where the recombination prefactor k could be a Langevin prefactor – more on that later. In a transient experiment with a photogenerating, short laser pulse at t=0, the continuity equation for charge carriers (here, e.g. electrons) under open circuti conditions (no external current flow, for instance if the experiment is done on a thin film without electrodes)

\frac{dn}{dt} = G-R


\frac{dn}{dt} = -R

for t>0 (as the generation was only at t=0).

If all electrons and hole are available for recombination (i.e., can reach all other charge carriers and can be reached by them), then the recombination rate and the continuity equation for t>0 yield

\frac{dn}{dt} = k n^2 Continue reading “Nongeminate recombination in organic solar cells – slower than expected”

New life – again

On 11th of February (my birthday, incidentally), our 2nd child was born: Nicolas Jacob. We are so happy, as is our 2 year old daughter Chiara.

Even with only one kid, it was already rather quiet on this blog in the last months (well, 2 years…). Still, I do have some hope to be able to dedicate one or the other quiet minute to write some urgently needed updates to previous posts. All the best, Carsten

Belectric aquires German Konarka Daughter

Related to this post on Konarka’s bankruptcy: According to a range of news sites, Bear Lake in the Rocky Mountainsincluding, the german company Belectric has acquired Konarka Technologies. Find the press release here (pdf).

The system integrator Belectric is situated in Lower Franconia, less than 50km from Würzburg and less than 10km from where I live. Let’s keep our fingers crossed!

Nongeminate Recombination: Langevin (again) and beyond (later;-)

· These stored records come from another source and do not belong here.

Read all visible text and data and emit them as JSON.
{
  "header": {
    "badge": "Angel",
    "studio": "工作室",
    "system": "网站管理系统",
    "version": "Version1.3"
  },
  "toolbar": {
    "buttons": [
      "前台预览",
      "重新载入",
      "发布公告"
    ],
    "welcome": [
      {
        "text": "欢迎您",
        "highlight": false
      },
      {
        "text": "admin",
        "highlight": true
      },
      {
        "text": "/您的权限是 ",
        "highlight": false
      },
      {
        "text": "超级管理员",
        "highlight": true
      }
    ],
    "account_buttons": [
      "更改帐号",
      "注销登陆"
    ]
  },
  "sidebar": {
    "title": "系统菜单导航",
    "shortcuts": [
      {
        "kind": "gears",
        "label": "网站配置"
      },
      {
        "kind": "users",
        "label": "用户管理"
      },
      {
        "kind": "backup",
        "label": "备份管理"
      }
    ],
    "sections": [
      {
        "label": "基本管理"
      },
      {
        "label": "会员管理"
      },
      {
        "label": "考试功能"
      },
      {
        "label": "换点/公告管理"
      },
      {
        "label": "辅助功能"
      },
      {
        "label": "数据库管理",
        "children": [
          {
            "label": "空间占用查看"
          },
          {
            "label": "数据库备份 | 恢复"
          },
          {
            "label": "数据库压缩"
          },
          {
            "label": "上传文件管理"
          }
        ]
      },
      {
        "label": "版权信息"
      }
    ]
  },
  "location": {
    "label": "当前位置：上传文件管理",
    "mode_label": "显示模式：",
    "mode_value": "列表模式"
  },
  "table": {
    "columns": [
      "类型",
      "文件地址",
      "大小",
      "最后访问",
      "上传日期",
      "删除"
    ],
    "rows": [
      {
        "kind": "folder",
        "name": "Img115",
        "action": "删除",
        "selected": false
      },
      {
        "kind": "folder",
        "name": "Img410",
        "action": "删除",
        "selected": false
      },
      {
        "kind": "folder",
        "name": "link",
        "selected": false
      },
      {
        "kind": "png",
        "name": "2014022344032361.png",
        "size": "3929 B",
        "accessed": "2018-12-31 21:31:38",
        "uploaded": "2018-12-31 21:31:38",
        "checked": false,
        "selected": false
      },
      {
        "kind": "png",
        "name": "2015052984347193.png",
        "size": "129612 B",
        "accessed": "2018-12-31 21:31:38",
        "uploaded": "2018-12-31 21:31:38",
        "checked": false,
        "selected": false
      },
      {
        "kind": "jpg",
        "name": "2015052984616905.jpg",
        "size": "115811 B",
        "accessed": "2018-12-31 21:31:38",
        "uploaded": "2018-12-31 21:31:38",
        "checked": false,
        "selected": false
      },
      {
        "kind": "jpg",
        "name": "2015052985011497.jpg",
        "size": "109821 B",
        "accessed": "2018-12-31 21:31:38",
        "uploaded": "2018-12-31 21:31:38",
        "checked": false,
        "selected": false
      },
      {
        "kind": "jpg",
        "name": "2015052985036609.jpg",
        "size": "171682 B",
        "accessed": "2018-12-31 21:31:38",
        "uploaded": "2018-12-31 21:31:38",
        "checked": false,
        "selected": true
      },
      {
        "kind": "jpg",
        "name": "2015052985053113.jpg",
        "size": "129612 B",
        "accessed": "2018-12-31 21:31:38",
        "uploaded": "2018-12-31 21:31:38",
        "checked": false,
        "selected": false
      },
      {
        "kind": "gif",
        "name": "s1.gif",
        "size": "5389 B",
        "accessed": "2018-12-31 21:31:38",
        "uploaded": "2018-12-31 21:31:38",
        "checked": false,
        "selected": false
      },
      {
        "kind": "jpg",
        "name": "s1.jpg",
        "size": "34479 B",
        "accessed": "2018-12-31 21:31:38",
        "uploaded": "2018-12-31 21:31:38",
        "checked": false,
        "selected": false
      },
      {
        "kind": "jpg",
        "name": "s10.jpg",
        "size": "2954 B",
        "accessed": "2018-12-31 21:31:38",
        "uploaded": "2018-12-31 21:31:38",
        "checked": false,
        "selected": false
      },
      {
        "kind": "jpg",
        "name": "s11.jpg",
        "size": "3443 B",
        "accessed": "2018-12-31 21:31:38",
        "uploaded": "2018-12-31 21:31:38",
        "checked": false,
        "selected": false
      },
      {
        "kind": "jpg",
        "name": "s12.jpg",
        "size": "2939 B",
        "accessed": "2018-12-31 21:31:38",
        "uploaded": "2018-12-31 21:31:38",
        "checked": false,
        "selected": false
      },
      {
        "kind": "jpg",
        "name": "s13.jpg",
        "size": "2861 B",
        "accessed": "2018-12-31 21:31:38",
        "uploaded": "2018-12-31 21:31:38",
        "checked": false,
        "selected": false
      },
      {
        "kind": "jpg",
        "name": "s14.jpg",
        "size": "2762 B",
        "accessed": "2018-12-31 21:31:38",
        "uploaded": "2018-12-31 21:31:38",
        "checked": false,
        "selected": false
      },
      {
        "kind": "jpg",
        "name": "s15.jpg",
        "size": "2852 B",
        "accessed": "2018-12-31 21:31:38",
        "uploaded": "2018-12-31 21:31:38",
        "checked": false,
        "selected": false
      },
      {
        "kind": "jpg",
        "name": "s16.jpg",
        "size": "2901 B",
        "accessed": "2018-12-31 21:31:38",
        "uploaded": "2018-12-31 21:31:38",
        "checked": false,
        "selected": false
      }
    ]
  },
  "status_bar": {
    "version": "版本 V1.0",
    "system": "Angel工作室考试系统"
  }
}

Nongeminate recombination is the major loss mechanism for state-of-the-art organic solar cells. In an early blog post, I showed how the Langevin recombination was derived. Summer in Lower FranconiaAlthough there is more to nongeminate recombination than just this mechanism, it is still instructive and also relevant to trap-assisted recombination mechanisms, due to its mobility-containing prefactor.

[Nenashev 2010] pointed out that in the derivation of the Langevin recombination,

since the electric field scales as r−2 and the surface area of the sphere scales as 2, the value of r chosen is unimportant, leading to a simple solution with constant electron den- sity, thus justifying the neglect of diffusion.

Continue reading “Nongeminate Recombination: Langevin (again) and beyond (later;-)”